• YOUR OBJECTIVE: Retype each of the records below exactly, leaving the pictures out.

• DATASET RECORDS:
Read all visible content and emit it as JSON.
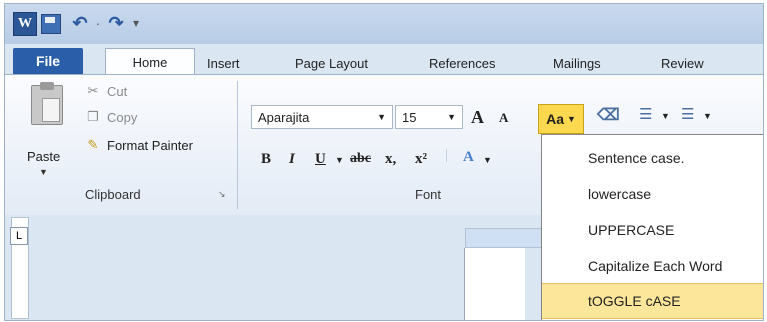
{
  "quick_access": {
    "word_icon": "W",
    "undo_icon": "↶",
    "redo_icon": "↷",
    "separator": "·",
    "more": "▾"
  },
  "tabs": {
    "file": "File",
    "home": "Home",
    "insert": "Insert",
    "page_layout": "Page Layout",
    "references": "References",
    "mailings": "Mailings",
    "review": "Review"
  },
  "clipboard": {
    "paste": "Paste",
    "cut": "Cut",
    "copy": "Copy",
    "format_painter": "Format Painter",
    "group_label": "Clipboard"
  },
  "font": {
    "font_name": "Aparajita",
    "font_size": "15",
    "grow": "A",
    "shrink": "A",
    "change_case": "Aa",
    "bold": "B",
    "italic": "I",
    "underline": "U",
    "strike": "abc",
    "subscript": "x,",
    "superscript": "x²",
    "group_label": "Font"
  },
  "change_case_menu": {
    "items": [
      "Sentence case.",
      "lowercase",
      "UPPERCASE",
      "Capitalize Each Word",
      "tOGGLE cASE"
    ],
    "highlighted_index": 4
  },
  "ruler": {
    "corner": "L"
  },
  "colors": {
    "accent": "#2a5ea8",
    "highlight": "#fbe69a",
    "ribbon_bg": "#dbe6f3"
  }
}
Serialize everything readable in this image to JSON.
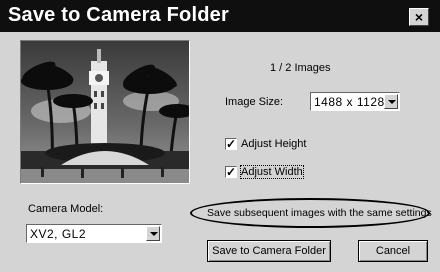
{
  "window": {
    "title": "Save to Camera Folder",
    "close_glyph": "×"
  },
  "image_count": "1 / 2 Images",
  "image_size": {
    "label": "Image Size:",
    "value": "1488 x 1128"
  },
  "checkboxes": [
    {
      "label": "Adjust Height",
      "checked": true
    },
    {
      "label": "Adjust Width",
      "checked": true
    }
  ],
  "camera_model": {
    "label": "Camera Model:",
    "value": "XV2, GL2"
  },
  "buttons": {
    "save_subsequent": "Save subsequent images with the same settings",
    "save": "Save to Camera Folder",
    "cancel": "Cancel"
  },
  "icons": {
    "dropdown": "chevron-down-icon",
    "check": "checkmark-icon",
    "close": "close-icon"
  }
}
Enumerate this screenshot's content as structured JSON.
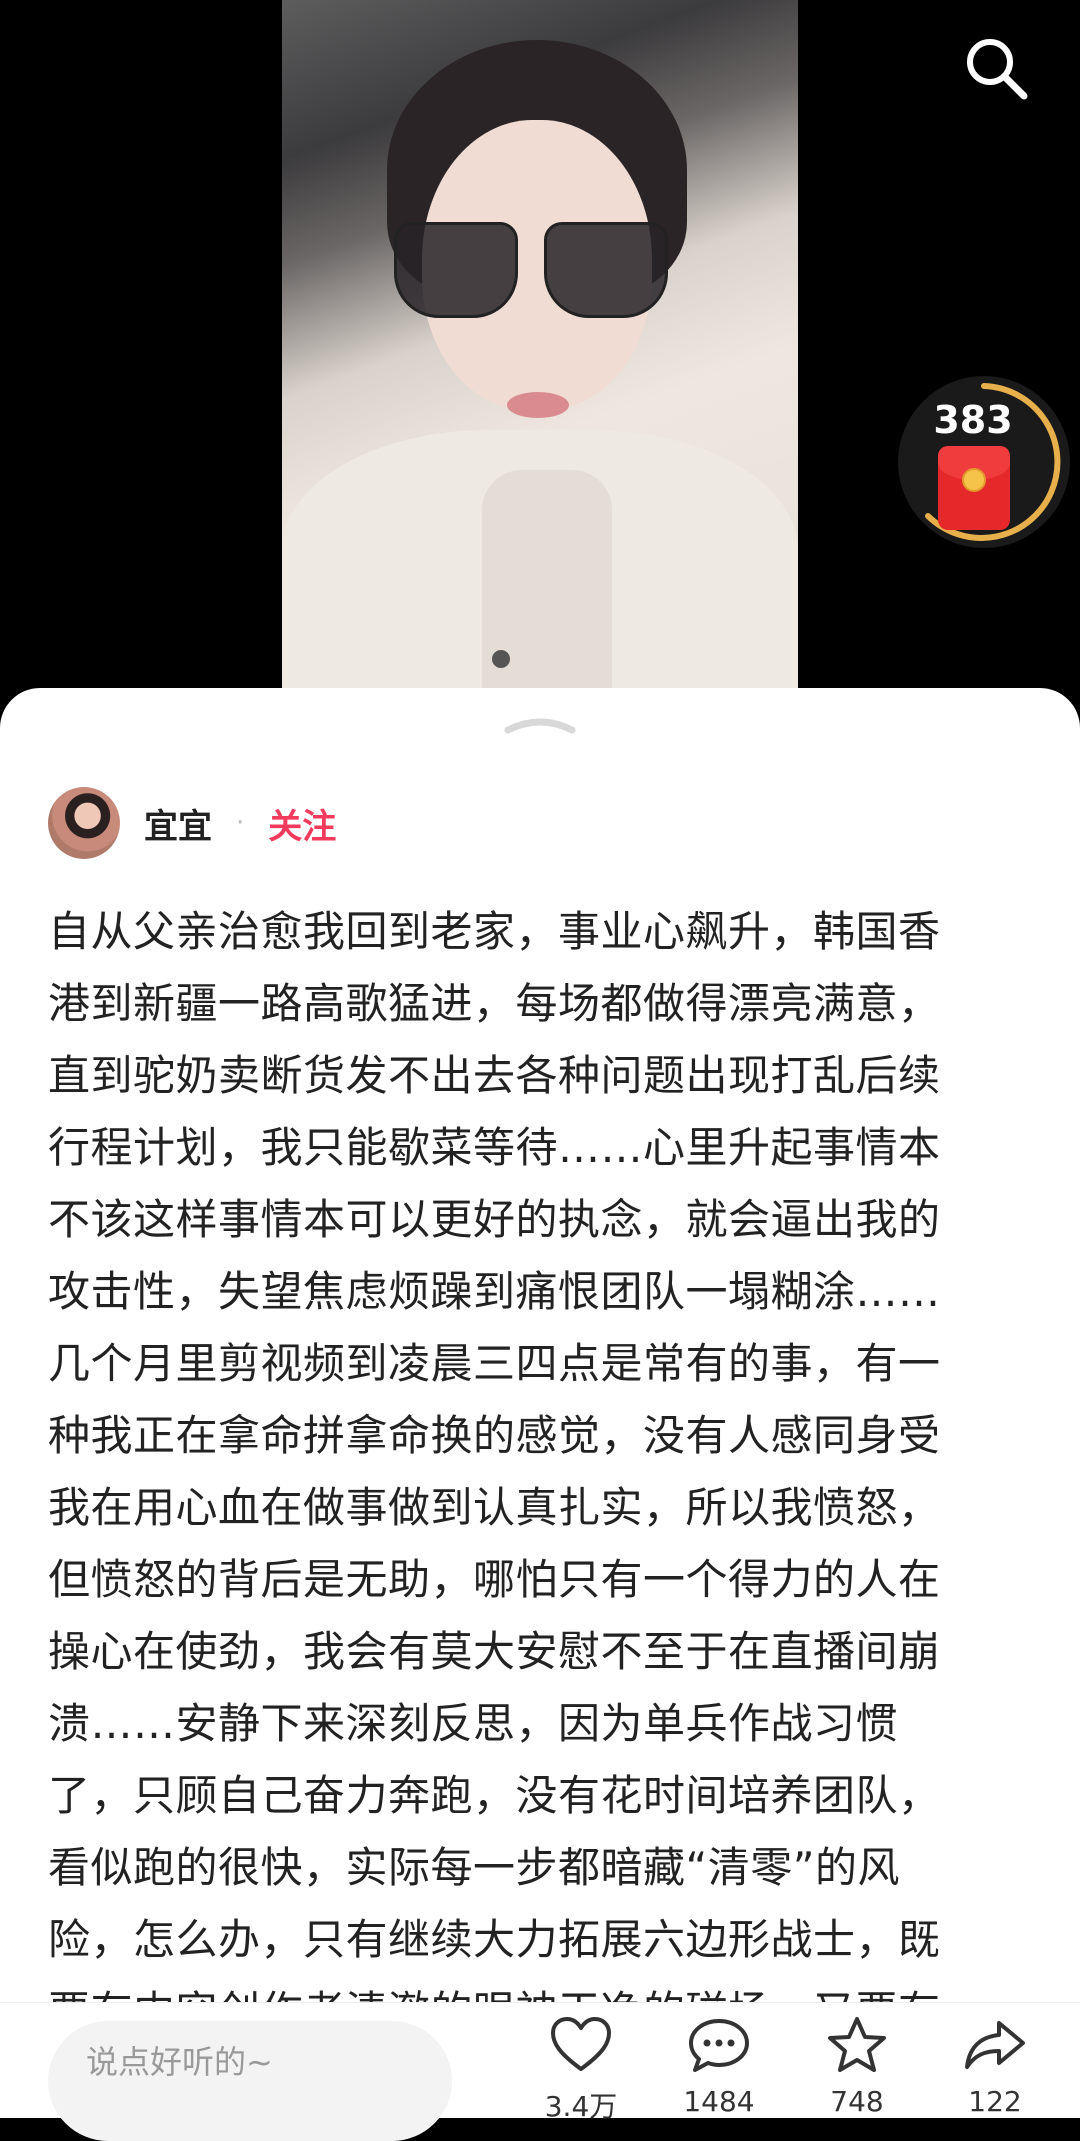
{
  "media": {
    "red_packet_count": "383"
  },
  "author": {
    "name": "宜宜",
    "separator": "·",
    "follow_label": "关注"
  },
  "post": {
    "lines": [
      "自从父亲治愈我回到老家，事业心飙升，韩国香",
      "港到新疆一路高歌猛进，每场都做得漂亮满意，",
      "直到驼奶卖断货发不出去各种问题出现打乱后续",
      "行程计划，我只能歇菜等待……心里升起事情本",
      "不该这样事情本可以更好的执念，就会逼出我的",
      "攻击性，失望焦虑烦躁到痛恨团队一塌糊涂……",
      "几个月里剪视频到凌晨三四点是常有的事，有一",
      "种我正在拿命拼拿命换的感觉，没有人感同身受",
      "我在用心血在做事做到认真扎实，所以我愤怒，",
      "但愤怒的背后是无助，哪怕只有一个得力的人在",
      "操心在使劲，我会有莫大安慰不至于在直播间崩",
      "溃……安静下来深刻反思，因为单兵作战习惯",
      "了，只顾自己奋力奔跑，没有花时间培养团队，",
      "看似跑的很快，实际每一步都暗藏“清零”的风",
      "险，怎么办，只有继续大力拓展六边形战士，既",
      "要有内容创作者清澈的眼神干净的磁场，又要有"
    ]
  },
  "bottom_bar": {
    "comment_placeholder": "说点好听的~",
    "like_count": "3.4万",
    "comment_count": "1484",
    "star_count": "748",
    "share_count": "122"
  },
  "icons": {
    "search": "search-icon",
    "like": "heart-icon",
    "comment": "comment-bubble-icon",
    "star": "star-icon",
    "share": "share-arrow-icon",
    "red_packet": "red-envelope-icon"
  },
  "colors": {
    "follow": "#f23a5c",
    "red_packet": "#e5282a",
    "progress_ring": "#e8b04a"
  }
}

• SOLUTION BELOW:
Read all visible content and emit it as JSON.
{
  "quick_access": {
    "word_icon": "W",
    "undo_icon": "↶",
    "redo_icon": "↷",
    "separator": "·",
    "more": "▾"
  },
  "tabs": {
    "file": "File",
    "home": "Home",
    "insert": "Insert",
    "page_layout": "Page Layout",
    "references": "References",
    "mailings": "Mailings",
    "review": "Review"
  },
  "clipboard": {
    "paste": "Paste",
    "cut": "Cut",
    "copy": "Copy",
    "format_painter": "Format Painter",
    "group_label": "Clipboard"
  },
  "font": {
    "font_name": "Aparajita",
    "font_size": "15",
    "grow": "A",
    "shrink": "A",
    "change_case": "Aa",
    "bold": "B",
    "italic": "I",
    "underline": "U",
    "strike": "abc",
    "subscript": "x,",
    "superscript": "x²",
    "group_label": "Font"
  },
  "change_case_menu": {
    "items": [
      "Sentence case.",
      "lowercase",
      "UPPERCASE",
      "Capitalize Each Word",
      "tOGGLE cASE"
    ],
    "highlighted_index": 4
  },
  "ruler": {
    "corner": "L"
  },
  "colors": {
    "accent": "#2a5ea8",
    "highlight": "#fbe69a",
    "ribbon_bg": "#dbe6f3"
  }
}
Serialize everything readable in this image to JSON.
{
  "window": {
    "title": "Save to Camera Folder",
    "close_glyph": "×"
  },
  "image_count": "1 / 2 Images",
  "image_size": {
    "label": "Image Size:",
    "value": "1488 x 1128"
  },
  "checkboxes": [
    {
      "label": "Adjust Height",
      "checked": true
    },
    {
      "label": "Adjust Width",
      "checked": true
    }
  ],
  "camera_model": {
    "label": "Camera Model:",
    "value": "XV2, GL2"
  },
  "buttons": {
    "save_subsequent": "Save subsequent images with the same settings",
    "save": "Save to Camera Folder",
    "cancel": "Cancel"
  },
  "icons": {
    "dropdown": "chevron-down-icon",
    "check": "checkmark-icon",
    "close": "close-icon"
  }
}
Enumerate this screenshot's content as structured JSON.
{
  "media": {
    "red_packet_count": "383"
  },
  "author": {
    "name": "宜宜",
    "separator": "·",
    "follow_label": "关注"
  },
  "post": {
    "lines": [
      "自从父亲治愈我回到老家，事业心飙升，韩国香",
      "港到新疆一路高歌猛进，每场都做得漂亮满意，",
      "直到驼奶卖断货发不出去各种问题出现打乱后续",
      "行程计划，我只能歇菜等待……心里升起事情本",
      "不该这样事情本可以更好的执念，就会逼出我的",
      "攻击性，失望焦虑烦躁到痛恨团队一塌糊涂……",
      "几个月里剪视频到凌晨三四点是常有的事，有一",
      "种我正在拿命拼拿命换的感觉，没有人感同身受",
      "我在用心血在做事做到认真扎实，所以我愤怒，",
      "但愤怒的背后是无助，哪怕只有一个得力的人在",
      "操心在使劲，我会有莫大安慰不至于在直播间崩",
      "溃……安静下来深刻反思，因为单兵作战习惯",
      "了，只顾自己奋力奔跑，没有花时间培养团队，",
      "看似跑的很快，实际每一步都暗藏“清零”的风",
      "险，怎么办，只有继续大力拓展六边形战士，既",
      "要有内容创作者清澈的眼神干净的磁场，又要有"
    ]
  },
  "bottom_bar": {
    "comment_placeholder": "说点好听的~",
    "like_count": "3.4万",
    "comment_count": "1484",
    "star_count": "748",
    "share_count": "122"
  },
  "icons": {
    "search": "search-icon",
    "like": "heart-icon",
    "comment": "comment-bubble-icon",
    "star": "star-icon",
    "share": "share-arrow-icon",
    "red_packet": "red-envelope-icon"
  },
  "colors": {
    "follow": "#f23a5c",
    "red_packet": "#e5282a",
    "progress_ring": "#e8b04a"
  }
}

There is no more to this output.